[Collection entries]
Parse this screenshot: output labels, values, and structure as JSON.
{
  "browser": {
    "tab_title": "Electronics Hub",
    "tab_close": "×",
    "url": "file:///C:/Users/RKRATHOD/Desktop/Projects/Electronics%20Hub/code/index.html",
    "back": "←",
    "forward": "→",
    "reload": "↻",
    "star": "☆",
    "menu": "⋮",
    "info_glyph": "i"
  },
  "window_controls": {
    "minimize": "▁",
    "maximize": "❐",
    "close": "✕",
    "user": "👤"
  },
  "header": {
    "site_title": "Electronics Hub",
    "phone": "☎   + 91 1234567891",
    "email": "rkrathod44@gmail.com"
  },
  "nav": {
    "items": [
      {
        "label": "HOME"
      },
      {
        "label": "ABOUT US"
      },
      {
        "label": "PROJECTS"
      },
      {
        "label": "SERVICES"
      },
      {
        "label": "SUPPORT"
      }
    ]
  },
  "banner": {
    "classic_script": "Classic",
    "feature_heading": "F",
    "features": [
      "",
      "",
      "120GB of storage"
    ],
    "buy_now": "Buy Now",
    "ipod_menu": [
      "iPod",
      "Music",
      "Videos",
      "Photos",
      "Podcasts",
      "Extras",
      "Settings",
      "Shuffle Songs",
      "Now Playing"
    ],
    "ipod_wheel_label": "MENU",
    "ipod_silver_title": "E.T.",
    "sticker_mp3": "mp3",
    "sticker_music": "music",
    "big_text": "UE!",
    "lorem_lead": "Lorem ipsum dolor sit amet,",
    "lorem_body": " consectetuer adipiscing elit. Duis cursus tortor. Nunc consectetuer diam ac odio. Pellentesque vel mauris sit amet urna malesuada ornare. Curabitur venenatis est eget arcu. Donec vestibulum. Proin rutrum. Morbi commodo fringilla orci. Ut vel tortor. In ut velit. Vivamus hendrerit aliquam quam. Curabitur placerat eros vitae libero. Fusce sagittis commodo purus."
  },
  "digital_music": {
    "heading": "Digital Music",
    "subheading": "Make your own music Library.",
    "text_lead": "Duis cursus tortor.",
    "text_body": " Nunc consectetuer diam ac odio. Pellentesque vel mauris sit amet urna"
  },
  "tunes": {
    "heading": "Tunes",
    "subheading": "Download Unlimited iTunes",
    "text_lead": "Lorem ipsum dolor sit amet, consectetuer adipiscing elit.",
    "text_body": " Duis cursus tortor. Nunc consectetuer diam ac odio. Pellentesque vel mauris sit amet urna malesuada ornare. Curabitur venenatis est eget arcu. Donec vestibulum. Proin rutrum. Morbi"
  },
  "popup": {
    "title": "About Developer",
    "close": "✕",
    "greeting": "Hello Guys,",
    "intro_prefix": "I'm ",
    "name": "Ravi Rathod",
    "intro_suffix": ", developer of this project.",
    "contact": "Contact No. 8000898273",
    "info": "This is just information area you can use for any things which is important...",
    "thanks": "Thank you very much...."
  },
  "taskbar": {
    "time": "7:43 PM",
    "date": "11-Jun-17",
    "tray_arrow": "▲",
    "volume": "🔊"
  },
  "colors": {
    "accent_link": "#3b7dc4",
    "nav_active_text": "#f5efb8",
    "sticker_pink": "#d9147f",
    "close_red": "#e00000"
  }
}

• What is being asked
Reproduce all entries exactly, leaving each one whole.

• Completed exercise
Parse this screenshot: output labels, values, and structure as JSON.
{
  "browser": {
    "tab_title": "Electronics Hub",
    "tab_close": "×",
    "url": "file:///C:/Users/RKRATHOD/Desktop/Projects/Electronics%20Hub/code/index.html",
    "back": "←",
    "forward": "→",
    "reload": "↻",
    "star": "☆",
    "menu": "⋮",
    "info_glyph": "i"
  },
  "window_controls": {
    "minimize": "▁",
    "maximize": "❐",
    "close": "✕",
    "user": "👤"
  },
  "header": {
    "site_title": "Electronics Hub",
    "phone": "☎   + 91 1234567891",
    "email": "rkrathod44@gmail.com"
  },
  "nav": {
    "items": [
      {
        "label": "HOME"
      },
      {
        "label": "ABOUT US"
      },
      {
        "label": "PROJECTS"
      },
      {
        "label": "SERVICES"
      },
      {
        "label": "SUPPORT"
      }
    ]
  },
  "banner": {
    "classic_script": "Classic",
    "feature_heading": "F",
    "features": [
      "",
      "",
      "120GB of storage"
    ],
    "buy_now": "Buy Now",
    "ipod_menu": [
      "iPod",
      "Music",
      "Videos",
      "Photos",
      "Podcasts",
      "Extras",
      "Settings",
      "Shuffle Songs",
      "Now Playing"
    ],
    "ipod_wheel_label": "MENU",
    "ipod_silver_title": "E.T.",
    "sticker_mp3": "mp3",
    "sticker_music": "music",
    "big_text": "UE!",
    "lorem_lead": "Lorem ipsum dolor sit amet,",
    "lorem_body": " consectetuer adipiscing elit. Duis cursus tortor. Nunc consectetuer diam ac odio. Pellentesque vel mauris sit amet urna malesuada ornare. Curabitur venenatis est eget arcu. Donec vestibulum. Proin rutrum. Morbi commodo fringilla orci. Ut vel tortor. In ut velit. Vivamus hendrerit aliquam quam. Curabitur placerat eros vitae libero. Fusce sagittis commodo purus."
  },
  "digital_music": {
    "heading": "Digital Music",
    "subheading": "Make your own music Library.",
    "text_lead": "Duis cursus tortor.",
    "text_body": " Nunc consectetuer diam ac odio. Pellentesque vel mauris sit amet urna"
  },
  "tunes": {
    "heading": "Tunes",
    "subheading": "Download Unlimited iTunes",
    "text_lead": "Lorem ipsum dolor sit amet, consectetuer adipiscing elit.",
    "text_body": " Duis cursus tortor. Nunc consectetuer diam ac odio. Pellentesque vel mauris sit amet urna malesuada ornare. Curabitur venenatis est eget arcu. Donec vestibulum. Proin rutrum. Morbi"
  },
  "popup": {
    "title": "About Developer",
    "close": "✕",
    "greeting": "Hello Guys,",
    "intro_prefix": "I'm ",
    "name": "Ravi Rathod",
    "intro_suffix": ", developer of this project.",
    "contact": "Contact No. 8000898273",
    "info": "This is just information area you can use for any things which is important...",
    "thanks": "Thank you very much...."
  },
  "taskbar": {
    "time": "7:43 PM",
    "date": "11-Jun-17",
    "tray_arrow": "▲",
    "volume": "🔊"
  },
  "colors": {
    "accent_link": "#3b7dc4",
    "nav_active_text": "#f5efb8",
    "sticker_pink": "#d9147f",
    "close_red": "#e00000"
  }
}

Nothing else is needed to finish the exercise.